To overcome some of these problems one authority can take on the role of a central purchasing body, under the Public Contracts Regulations, and therefore award a framework contract to a number of audit firms, which can then be accessed by other authorities. However, framework contracts have a reduced maximum term of four years, while the pricing structure adopted will largely determine if contracts can be awarded under its terms without further competition. These contracts can offer the possibility of bulk discounts, depending on the number of authorities using them, and the costs of procurement may be shared as part of the terms. An authority is unlikely to use scarce time and resources in taking on this role unless it is confident a significant number of other authorities will use the framework and share the costs.

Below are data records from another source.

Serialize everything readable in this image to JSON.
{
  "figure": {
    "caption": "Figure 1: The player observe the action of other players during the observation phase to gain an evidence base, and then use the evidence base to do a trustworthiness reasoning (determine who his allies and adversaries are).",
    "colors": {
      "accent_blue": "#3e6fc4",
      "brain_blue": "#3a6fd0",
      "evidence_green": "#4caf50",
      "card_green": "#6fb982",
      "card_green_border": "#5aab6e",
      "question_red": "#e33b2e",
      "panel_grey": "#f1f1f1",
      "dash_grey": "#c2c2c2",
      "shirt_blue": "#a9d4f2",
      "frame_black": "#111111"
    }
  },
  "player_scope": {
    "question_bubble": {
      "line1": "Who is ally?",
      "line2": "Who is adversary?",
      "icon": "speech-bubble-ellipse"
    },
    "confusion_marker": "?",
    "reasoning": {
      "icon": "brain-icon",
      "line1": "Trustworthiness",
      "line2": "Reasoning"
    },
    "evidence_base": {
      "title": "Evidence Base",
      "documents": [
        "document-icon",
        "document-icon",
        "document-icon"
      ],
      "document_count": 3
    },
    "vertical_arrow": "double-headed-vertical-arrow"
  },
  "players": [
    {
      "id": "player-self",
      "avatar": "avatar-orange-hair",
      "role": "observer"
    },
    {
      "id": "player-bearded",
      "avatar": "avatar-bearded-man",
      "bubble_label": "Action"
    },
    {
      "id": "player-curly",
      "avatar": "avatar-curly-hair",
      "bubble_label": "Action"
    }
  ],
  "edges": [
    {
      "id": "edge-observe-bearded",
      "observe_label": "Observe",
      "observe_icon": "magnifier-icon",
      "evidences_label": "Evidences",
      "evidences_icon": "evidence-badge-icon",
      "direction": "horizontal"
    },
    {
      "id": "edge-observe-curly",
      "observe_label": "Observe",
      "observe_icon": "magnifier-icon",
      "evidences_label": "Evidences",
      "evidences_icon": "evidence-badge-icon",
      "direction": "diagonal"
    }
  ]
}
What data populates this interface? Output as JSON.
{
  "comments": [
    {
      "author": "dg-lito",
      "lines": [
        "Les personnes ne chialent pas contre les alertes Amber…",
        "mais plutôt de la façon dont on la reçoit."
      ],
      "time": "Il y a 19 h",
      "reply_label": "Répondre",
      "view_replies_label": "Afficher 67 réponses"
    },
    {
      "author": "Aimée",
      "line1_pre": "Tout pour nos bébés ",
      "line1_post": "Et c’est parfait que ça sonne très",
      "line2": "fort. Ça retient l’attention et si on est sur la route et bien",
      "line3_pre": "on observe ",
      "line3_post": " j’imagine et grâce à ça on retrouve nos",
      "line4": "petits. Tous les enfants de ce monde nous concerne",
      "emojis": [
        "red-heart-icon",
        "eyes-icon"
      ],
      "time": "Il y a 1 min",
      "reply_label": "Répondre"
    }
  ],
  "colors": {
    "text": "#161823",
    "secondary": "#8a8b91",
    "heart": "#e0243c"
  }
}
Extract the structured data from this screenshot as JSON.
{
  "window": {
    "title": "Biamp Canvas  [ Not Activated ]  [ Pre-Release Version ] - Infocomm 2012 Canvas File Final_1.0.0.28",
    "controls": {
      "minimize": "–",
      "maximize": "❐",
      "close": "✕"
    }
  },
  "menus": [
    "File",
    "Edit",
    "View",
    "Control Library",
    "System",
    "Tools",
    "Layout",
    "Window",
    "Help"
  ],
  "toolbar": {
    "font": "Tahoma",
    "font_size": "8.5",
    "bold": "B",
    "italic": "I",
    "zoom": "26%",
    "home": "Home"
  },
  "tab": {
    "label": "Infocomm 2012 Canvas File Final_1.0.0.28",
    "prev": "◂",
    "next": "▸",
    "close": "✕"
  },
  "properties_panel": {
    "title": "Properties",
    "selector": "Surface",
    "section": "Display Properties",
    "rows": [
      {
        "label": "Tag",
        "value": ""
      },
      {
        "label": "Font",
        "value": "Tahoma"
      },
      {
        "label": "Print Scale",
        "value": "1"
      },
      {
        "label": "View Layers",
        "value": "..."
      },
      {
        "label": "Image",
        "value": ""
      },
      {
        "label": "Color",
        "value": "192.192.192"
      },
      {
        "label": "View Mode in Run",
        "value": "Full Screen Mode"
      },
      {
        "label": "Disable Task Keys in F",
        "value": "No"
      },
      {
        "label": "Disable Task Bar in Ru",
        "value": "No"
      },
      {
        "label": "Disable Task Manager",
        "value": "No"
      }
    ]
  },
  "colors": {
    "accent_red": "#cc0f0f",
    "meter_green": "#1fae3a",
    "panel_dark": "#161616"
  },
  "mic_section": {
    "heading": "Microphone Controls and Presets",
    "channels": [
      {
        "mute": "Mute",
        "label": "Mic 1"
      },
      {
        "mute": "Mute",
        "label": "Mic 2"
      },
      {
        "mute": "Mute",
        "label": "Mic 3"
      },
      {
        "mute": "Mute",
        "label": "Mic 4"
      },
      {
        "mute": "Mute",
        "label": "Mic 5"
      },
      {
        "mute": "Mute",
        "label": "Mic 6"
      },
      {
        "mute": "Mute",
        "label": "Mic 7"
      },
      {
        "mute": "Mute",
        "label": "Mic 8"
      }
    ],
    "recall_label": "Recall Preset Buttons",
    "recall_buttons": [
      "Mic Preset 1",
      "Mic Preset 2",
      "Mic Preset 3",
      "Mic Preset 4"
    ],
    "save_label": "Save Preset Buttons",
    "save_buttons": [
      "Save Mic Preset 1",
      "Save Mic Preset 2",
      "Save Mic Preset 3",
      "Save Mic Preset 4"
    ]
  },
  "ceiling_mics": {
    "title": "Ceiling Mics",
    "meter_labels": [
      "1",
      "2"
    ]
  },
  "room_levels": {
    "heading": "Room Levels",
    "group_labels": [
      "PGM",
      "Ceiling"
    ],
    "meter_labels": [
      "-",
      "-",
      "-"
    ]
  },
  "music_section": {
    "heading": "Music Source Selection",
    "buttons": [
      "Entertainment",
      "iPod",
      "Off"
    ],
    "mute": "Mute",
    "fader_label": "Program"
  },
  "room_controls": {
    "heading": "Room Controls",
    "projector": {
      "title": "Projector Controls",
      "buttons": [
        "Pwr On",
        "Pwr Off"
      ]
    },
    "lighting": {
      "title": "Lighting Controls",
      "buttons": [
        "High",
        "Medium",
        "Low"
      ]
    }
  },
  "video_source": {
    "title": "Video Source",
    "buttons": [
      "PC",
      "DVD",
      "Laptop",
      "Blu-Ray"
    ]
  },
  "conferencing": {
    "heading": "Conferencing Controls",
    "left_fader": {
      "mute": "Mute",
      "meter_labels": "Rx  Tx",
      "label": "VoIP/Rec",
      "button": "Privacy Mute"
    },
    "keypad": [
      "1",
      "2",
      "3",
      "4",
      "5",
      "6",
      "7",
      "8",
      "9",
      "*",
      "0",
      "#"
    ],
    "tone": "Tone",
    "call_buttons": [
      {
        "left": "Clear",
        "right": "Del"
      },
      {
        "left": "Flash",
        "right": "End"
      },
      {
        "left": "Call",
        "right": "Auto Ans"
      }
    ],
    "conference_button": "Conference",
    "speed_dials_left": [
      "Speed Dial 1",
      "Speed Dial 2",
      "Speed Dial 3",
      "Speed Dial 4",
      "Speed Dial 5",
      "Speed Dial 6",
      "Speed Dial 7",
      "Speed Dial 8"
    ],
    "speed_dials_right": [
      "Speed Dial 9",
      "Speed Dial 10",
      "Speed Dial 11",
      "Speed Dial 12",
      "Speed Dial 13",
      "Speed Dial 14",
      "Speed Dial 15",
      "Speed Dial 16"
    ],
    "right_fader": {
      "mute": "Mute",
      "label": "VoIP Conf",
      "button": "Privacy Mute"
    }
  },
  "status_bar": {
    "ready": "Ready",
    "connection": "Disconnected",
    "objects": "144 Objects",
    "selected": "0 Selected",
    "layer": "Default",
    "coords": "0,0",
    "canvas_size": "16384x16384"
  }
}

Accessing the national scheme
The third option for authorities is to take advantage of the national sector led scheme developed by PSAA. The Secretary of State gave PSAA the task of establishing and managing audit appointments in England under the Local Audit (Appointing Persons) Regulations 2015 for authorities who want to opt into the scheme. They are 'the appointing person' for the purposes of the regulations.
This option means that authorities cede the power of appointing and managing the auditor to a central body, providing potential savings on procurement and removing the additional bureaucracy of the audit panel. It reduces the involvement of authorities and saves time by delegating the decision-making to an independent checkpoint.
Authorities must opt in to realise these benefits, and need a full council resolution to opt in. The deadline to opt in is fast approaching and authorities have until 9 March to make a decision. The appointment will last for five years and authorities that choose not to opt in will have another opportunity to apply to join the national scheme subsequently for later financial years.
It is expected that PSAA will appoint several audit firms, subject to receiving acceptable tenders, to ensure that no single firm achieves market dominance. It must also consult each individual authority on the appointment of its auditor and will take into account the desirability of appointing the same auditor to authorities that share accounting and financial services, or that have made other joint arrangements.
New auditors must be appointed this year. Whether it's independently, with another authority or using the PSAA, authorities must have a new auditor in place by 31 December 2017, ready for the 2018/19 financial year.